---------- PROVIDED DATA

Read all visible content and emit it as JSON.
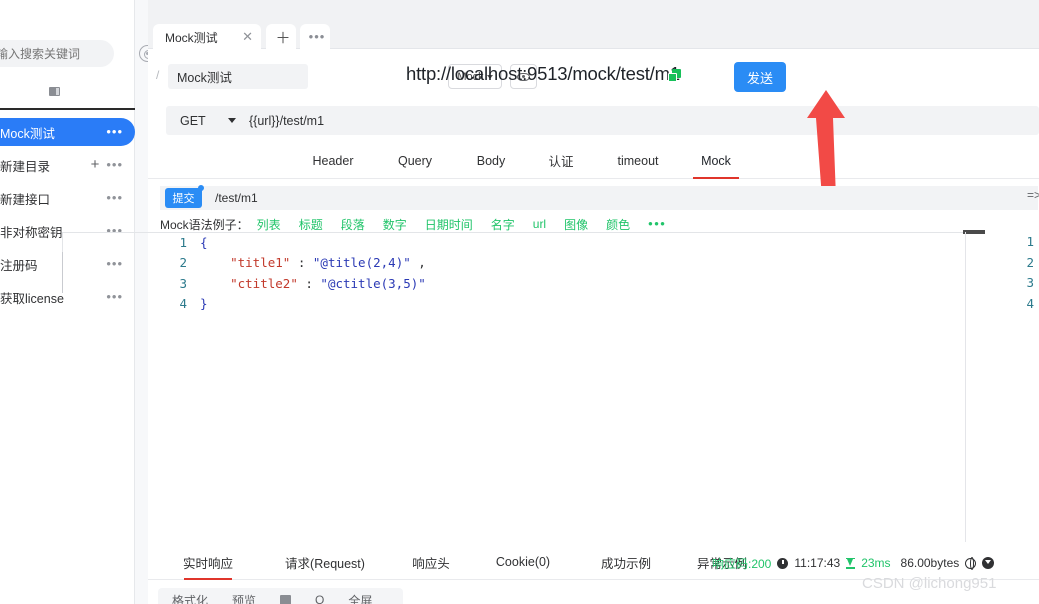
{
  "sidebar": {
    "search": {
      "placeholder": "请输入搜索关键词",
      "value": ""
    },
    "target_icon": "target-icon",
    "folder_icon": "folder-icon",
    "items": [
      {
        "label": "Mock测试",
        "active": true,
        "more": "•••"
      },
      {
        "label": "新建目录",
        "active": false,
        "more": "•••",
        "plus": "+"
      },
      {
        "label": "新建接口",
        "active": false,
        "more": "•••"
      },
      {
        "label": "非对称密钥",
        "active": false,
        "more": "•••"
      },
      {
        "label": "注册码",
        "active": false,
        "more": "•••"
      },
      {
        "label": "获取license",
        "active": false,
        "more": "•••"
      }
    ]
  },
  "tabstrip": {
    "tabs": [
      {
        "label": "Mock测试",
        "close": "✕"
      }
    ],
    "add_label": "＋",
    "more_label": "•••"
  },
  "address": {
    "breadcrumb_slash": "/",
    "name_value": "Mock测试",
    "type_select": "Mock",
    "eye_icon": "eye-icon",
    "url": "http://localhost:9513/mock/test/m1",
    "copy_icon": "copy-icon",
    "send_label": "发送"
  },
  "request": {
    "method": "GET",
    "url_template": "{{url}}/test/m1",
    "tabs": [
      {
        "label": "Header",
        "active": false
      },
      {
        "label": "Query",
        "active": false
      },
      {
        "label": "Body",
        "active": false
      },
      {
        "label": "认证",
        "active": false
      },
      {
        "label": "timeout",
        "active": false
      },
      {
        "label": "Mock",
        "active": true
      }
    ]
  },
  "mock": {
    "submit_label": "提交",
    "path": "/test/m1",
    "arrow_chip": "=>",
    "syntax_label": "Mock语法例子：",
    "syntax_links": [
      "列表",
      "标题",
      "段落",
      "数字",
      "日期时间",
      "名字",
      "url",
      "图像",
      "颜色"
    ],
    "syntax_more": "•••",
    "editor_lines": [
      {
        "num": "1",
        "indent": "",
        "text": "{",
        "type": "brace"
      },
      {
        "num": "2",
        "indent": "    ",
        "key": "\"title1\"",
        "colon": " : ",
        "value": "\"@title(2,4)\"",
        "tail": " ,",
        "type": "pair"
      },
      {
        "num": "3",
        "indent": "    ",
        "key": "\"ctitle2\"",
        "colon": " : ",
        "value": "\"@ctitle(3,5)\"",
        "tail": "",
        "type": "pair"
      },
      {
        "num": "4",
        "indent": "",
        "text": "}",
        "type": "brace"
      }
    ],
    "right_line_numbers": [
      "1",
      "2",
      "3",
      "4"
    ]
  },
  "response": {
    "tabs": [
      {
        "label": "实时响应",
        "active": true
      },
      {
        "label": "请求(Request)",
        "active": false
      },
      {
        "label": "响应头",
        "active": false
      },
      {
        "label": "Cookie(0)",
        "active": false
      },
      {
        "label": "成功示例",
        "active": false
      },
      {
        "label": "异常示例",
        "active": false
      }
    ],
    "status_code": "响应码:200",
    "clock_icon": "clock-icon",
    "timestamp": "11:17:43",
    "hourglass_icon": "hourglass-icon",
    "duration": "23ms",
    "size": "86.00bytes",
    "globe_icon": "globe-icon",
    "download_icon": "download-icon"
  },
  "bottom_toolbar": {
    "items": [
      "格式化",
      "预览"
    ],
    "copy_icon": "copy-icon",
    "search_label": "Q",
    "fullscreen": "全屏"
  },
  "annotation": {
    "arrow_color": "#f24a46",
    "arrow_icon": "up-arrow-annotation"
  },
  "watermark": "CSDN @lichong951",
  "colors": {
    "accent_blue": "#2a8cf5",
    "active_red": "#e0352b",
    "green": "#21c46a",
    "copy_green": "#17c05a",
    "arrow_red": "#f24a46"
  }
}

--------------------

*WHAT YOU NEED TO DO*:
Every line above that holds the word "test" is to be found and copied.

*RESULT*:
    "url": "http://localhost:9513/mock/test/m1",
    "url_template": "{{url}}/test/m1",
    "path": "/test/m1",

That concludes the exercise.